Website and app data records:
□ □ □ □ □

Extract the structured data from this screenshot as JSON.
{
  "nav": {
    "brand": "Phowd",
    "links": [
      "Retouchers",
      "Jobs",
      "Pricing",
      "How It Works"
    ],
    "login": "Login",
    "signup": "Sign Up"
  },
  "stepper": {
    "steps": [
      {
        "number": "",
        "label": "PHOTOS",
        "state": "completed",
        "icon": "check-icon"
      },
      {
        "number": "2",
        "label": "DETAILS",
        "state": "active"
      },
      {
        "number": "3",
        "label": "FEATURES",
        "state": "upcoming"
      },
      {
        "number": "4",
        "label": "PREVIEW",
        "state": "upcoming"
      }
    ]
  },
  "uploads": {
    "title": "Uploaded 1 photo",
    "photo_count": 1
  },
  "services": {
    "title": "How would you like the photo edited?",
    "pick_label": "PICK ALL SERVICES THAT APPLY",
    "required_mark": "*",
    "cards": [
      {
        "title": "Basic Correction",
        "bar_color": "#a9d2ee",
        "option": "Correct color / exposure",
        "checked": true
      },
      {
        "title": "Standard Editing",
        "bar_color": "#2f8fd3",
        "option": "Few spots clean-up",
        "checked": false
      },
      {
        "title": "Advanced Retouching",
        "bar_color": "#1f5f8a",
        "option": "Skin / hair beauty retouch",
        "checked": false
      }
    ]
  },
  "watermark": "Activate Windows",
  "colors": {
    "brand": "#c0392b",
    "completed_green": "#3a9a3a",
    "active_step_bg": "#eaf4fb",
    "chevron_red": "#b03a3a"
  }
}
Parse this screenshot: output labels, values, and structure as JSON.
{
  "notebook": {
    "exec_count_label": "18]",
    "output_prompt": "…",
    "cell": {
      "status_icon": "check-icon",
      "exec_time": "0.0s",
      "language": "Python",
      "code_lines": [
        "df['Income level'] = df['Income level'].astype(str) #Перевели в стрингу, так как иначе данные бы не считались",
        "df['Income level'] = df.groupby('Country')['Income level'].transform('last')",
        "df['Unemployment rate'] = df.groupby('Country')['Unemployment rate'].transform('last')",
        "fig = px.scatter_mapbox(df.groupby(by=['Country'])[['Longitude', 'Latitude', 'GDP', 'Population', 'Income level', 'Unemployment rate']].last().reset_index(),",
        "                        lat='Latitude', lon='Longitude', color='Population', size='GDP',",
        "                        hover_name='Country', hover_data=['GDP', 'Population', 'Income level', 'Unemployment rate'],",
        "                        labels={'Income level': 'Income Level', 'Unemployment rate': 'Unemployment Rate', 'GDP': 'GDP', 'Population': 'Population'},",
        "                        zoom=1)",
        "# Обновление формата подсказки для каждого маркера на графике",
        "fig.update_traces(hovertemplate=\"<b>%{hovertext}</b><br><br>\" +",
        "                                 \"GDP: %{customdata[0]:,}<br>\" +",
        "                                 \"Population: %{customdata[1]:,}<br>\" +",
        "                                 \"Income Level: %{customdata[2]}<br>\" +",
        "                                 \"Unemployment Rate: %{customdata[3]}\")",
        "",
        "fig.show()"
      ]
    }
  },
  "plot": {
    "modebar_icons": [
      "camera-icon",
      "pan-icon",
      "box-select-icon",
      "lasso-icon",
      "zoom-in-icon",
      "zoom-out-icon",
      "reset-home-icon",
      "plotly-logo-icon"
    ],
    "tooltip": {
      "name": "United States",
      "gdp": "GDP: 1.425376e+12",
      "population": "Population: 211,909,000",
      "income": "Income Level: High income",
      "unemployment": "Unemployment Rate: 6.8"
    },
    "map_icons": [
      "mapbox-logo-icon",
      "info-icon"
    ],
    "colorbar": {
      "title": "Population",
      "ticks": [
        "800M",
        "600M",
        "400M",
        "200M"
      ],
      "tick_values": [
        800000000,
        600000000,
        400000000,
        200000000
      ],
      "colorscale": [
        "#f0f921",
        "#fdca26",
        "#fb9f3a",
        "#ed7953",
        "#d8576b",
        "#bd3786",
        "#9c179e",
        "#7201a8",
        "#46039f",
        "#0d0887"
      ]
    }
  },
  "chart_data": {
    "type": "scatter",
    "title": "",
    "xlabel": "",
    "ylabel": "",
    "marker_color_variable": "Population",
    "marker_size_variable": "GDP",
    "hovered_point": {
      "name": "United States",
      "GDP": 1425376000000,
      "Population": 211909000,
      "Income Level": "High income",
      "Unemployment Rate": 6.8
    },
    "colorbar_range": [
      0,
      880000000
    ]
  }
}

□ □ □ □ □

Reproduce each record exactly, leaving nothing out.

#### Exercise result
Extract the structured data from this screenshot as JSON.
{
  "nav": {
    "brand": "Phowd",
    "links": [
      "Retouchers",
      "Jobs",
      "Pricing",
      "How It Works"
    ],
    "login": "Login",
    "signup": "Sign Up"
  },
  "stepper": {
    "steps": [
      {
        "number": "",
        "label": "PHOTOS",
        "state": "completed",
        "icon": "check-icon"
      },
      {
        "number": "2",
        "label": "DETAILS",
        "state": "active"
      },
      {
        "number": "3",
        "label": "FEATURES",
        "state": "upcoming"
      },
      {
        "number": "4",
        "label": "PREVIEW",
        "state": "upcoming"
      }
    ]
  },
  "uploads": {
    "title": "Uploaded 1 photo",
    "photo_count": 1
  },
  "services": {
    "title": "How would you like the photo edited?",
    "pick_label": "PICK ALL SERVICES THAT APPLY",
    "required_mark": "*",
    "cards": [
      {
        "title": "Basic Correction",
        "bar_color": "#a9d2ee",
        "option": "Correct color / exposure",
        "checked": true
      },
      {
        "title": "Standard Editing",
        "bar_color": "#2f8fd3",
        "option": "Few spots clean-up",
        "checked": false
      },
      {
        "title": "Advanced Retouching",
        "bar_color": "#1f5f8a",
        "option": "Skin / hair beauty retouch",
        "checked": false
      }
    ]
  },
  "watermark": "Activate Windows",
  "colors": {
    "brand": "#c0392b",
    "completed_green": "#3a9a3a",
    "active_step_bg": "#eaf4fb",
    "chevron_red": "#b03a3a"
  }
}
Parse this screenshot: output labels, values, and structure as JSON.
{
  "notebook": {
    "exec_count_label": "18]",
    "output_prompt": "…",
    "cell": {
      "status_icon": "check-icon",
      "exec_time": "0.0s",
      "language": "Python",
      "code_lines": [
        "df['Income level'] = df['Income level'].astype(str) #Перевели в стрингу, так как иначе данные бы не считались",
        "df['Income level'] = df.groupby('Country')['Income level'].transform('last')",
        "df['Unemployment rate'] = df.groupby('Country')['Unemployment rate'].transform('last')",
        "fig = px.scatter_mapbox(df.groupby(by=['Country'])[['Longitude', 'Latitude', 'GDP', 'Population', 'Income level', 'Unemployment rate']].last().reset_index(),",
        "                        lat='Latitude', lon='Longitude', color='Population', size='GDP',",
        "                        hover_name='Country', hover_data=['GDP', 'Population', 'Income level', 'Unemployment rate'],",
        "                        labels={'Income level': 'Income Level', 'Unemployment rate': 'Unemployment Rate', 'GDP': 'GDP', 'Population': 'Population'},",
        "                        zoom=1)",
        "# Обновление формата подсказки для каждого маркера на графике",
        "fig.update_traces(hovertemplate=\"<b>%{hovertext}</b><br><br>\" +",
        "                                 \"GDP: %{customdata[0]:,}<br>\" +",
        "                                 \"Population: %{customdata[1]:,}<br>\" +",
        "                                 \"Income Level: %{customdata[2]}<br>\" +",
        "                                 \"Unemployment Rate: %{customdata[3]}\")",
        "",
        "fig.show()"
      ]
    }
  },
  "plot": {
    "modebar_icons": [
      "camera-icon",
      "pan-icon",
      "box-select-icon",
      "lasso-icon",
      "zoom-in-icon",
      "zoom-out-icon",
      "reset-home-icon",
      "plotly-logo-icon"
    ],
    "tooltip": {
      "name": "United States",
      "gdp": "GDP: 1.425376e+12",
      "population": "Population: 211,909,000",
      "income": "Income Level: High income",
      "unemployment": "Unemployment Rate: 6.8"
    },
    "map_icons": [
      "mapbox-logo-icon",
      "info-icon"
    ],
    "colorbar": {
      "title": "Population",
      "ticks": [
        "800M",
        "600M",
        "400M",
        "200M"
      ],
      "tick_values": [
        800000000,
        600000000,
        400000000,
        200000000
      ],
      "colorscale": [
        "#f0f921",
        "#fdca26",
        "#fb9f3a",
        "#ed7953",
        "#d8576b",
        "#bd3786",
        "#9c179e",
        "#7201a8",
        "#46039f",
        "#0d0887"
      ]
    }
  },
  "chart_data": {
    "type": "scatter",
    "title": "",
    "xlabel": "",
    "ylabel": "",
    "marker_color_variable": "Population",
    "marker_size_variable": "GDP",
    "hovered_point": {
      "name": "United States",
      "GDP": 1425376000000,
      "Population": 211909000,
      "Income Level": "High income",
      "Unemployment Rate": 6.8
    },
    "colorbar_range": [
      0,
      880000000
    ]
  }
}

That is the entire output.